**Given entries**
_ _ _ _

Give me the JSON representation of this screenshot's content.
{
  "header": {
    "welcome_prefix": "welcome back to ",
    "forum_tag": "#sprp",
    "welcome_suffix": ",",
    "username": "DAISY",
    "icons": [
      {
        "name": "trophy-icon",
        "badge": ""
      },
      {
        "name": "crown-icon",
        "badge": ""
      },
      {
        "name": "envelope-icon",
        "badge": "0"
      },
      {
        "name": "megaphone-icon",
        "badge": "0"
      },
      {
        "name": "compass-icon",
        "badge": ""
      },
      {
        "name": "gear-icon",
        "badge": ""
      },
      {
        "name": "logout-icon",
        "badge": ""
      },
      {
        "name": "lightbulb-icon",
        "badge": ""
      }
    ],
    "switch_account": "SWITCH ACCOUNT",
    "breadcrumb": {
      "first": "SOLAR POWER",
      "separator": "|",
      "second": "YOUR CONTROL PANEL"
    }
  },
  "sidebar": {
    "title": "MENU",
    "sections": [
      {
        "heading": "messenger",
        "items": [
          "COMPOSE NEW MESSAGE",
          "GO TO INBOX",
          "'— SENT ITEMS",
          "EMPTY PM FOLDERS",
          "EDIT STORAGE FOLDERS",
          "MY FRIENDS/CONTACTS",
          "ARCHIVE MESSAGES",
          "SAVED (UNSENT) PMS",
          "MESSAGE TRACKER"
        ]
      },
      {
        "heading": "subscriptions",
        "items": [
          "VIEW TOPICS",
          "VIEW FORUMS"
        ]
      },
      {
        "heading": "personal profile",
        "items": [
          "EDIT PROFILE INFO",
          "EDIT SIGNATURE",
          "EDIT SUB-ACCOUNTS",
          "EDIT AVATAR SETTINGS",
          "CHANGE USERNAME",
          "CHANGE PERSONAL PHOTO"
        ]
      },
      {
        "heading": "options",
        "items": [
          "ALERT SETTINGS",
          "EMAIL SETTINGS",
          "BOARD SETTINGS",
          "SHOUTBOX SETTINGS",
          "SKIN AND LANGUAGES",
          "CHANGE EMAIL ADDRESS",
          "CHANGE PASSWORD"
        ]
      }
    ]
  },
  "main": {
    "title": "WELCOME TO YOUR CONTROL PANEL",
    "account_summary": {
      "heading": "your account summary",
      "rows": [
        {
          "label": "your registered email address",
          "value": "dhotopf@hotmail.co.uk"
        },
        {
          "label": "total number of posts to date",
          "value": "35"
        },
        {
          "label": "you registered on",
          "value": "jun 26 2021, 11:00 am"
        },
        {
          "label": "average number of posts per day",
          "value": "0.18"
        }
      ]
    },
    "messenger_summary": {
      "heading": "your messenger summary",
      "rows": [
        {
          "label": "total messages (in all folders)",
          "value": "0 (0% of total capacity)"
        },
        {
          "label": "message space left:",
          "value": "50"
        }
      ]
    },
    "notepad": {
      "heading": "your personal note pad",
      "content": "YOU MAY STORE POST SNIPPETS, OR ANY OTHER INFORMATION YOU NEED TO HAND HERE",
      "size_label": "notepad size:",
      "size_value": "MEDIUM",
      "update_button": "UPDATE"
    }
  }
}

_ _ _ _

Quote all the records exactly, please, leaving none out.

Give me the JSON representation of this screenshot's content.
{
  "header": {
    "welcome_prefix": "welcome back to ",
    "forum_tag": "#sprp",
    "welcome_suffix": ",",
    "username": "DAISY",
    "icons": [
      {
        "name": "trophy-icon",
        "badge": ""
      },
      {
        "name": "crown-icon",
        "badge": ""
      },
      {
        "name": "envelope-icon",
        "badge": "0"
      },
      {
        "name": "megaphone-icon",
        "badge": "0"
      },
      {
        "name": "compass-icon",
        "badge": ""
      },
      {
        "name": "gear-icon",
        "badge": ""
      },
      {
        "name": "logout-icon",
        "badge": ""
      },
      {
        "name": "lightbulb-icon",
        "badge": ""
      }
    ],
    "switch_account": "SWITCH ACCOUNT",
    "breadcrumb": {
      "first": "SOLAR POWER",
      "separator": "|",
      "second": "YOUR CONTROL PANEL"
    }
  },
  "sidebar": {
    "title": "MENU",
    "sections": [
      {
        "heading": "messenger",
        "items": [
          "COMPOSE NEW MESSAGE",
          "GO TO INBOX",
          "'— SENT ITEMS",
          "EMPTY PM FOLDERS",
          "EDIT STORAGE FOLDERS",
          "MY FRIENDS/CONTACTS",
          "ARCHIVE MESSAGES",
          "SAVED (UNSENT) PMS",
          "MESSAGE TRACKER"
        ]
      },
      {
        "heading": "subscriptions",
        "items": [
          "VIEW TOPICS",
          "VIEW FORUMS"
        ]
      },
      {
        "heading": "personal profile",
        "items": [
          "EDIT PROFILE INFO",
          "EDIT SIGNATURE",
          "EDIT SUB-ACCOUNTS",
          "EDIT AVATAR SETTINGS",
          "CHANGE USERNAME",
          "CHANGE PERSONAL PHOTO"
        ]
      },
      {
        "heading": "options",
        "items": [
          "ALERT SETTINGS",
          "EMAIL SETTINGS",
          "BOARD SETTINGS",
          "SHOUTBOX SETTINGS",
          "SKIN AND LANGUAGES",
          "CHANGE EMAIL ADDRESS",
          "CHANGE PASSWORD"
        ]
      }
    ]
  },
  "main": {
    "title": "WELCOME TO YOUR CONTROL PANEL",
    "account_summary": {
      "heading": "your account summary",
      "rows": [
        {
          "label": "your registered email address",
          "value": "dhotopf@hotmail.co.uk"
        },
        {
          "label": "total number of posts to date",
          "value": "35"
        },
        {
          "label": "you registered on",
          "value": "jun 26 2021, 11:00 am"
        },
        {
          "label": "average number of posts per day",
          "value": "0.18"
        }
      ]
    },
    "messenger_summary": {
      "heading": "your messenger summary",
      "rows": [
        {
          "label": "total messages (in all folders)",
          "value": "0 (0% of total capacity)"
        },
        {
          "label": "message space left:",
          "value": "50"
        }
      ]
    },
    "notepad": {
      "heading": "your personal note pad",
      "content": "YOU MAY STORE POST SNIPPETS, OR ANY OTHER INFORMATION YOU NEED TO HAND HERE",
      "size_label": "notepad size:",
      "size_value": "MEDIUM",
      "update_button": "UPDATE"
    }
  }
}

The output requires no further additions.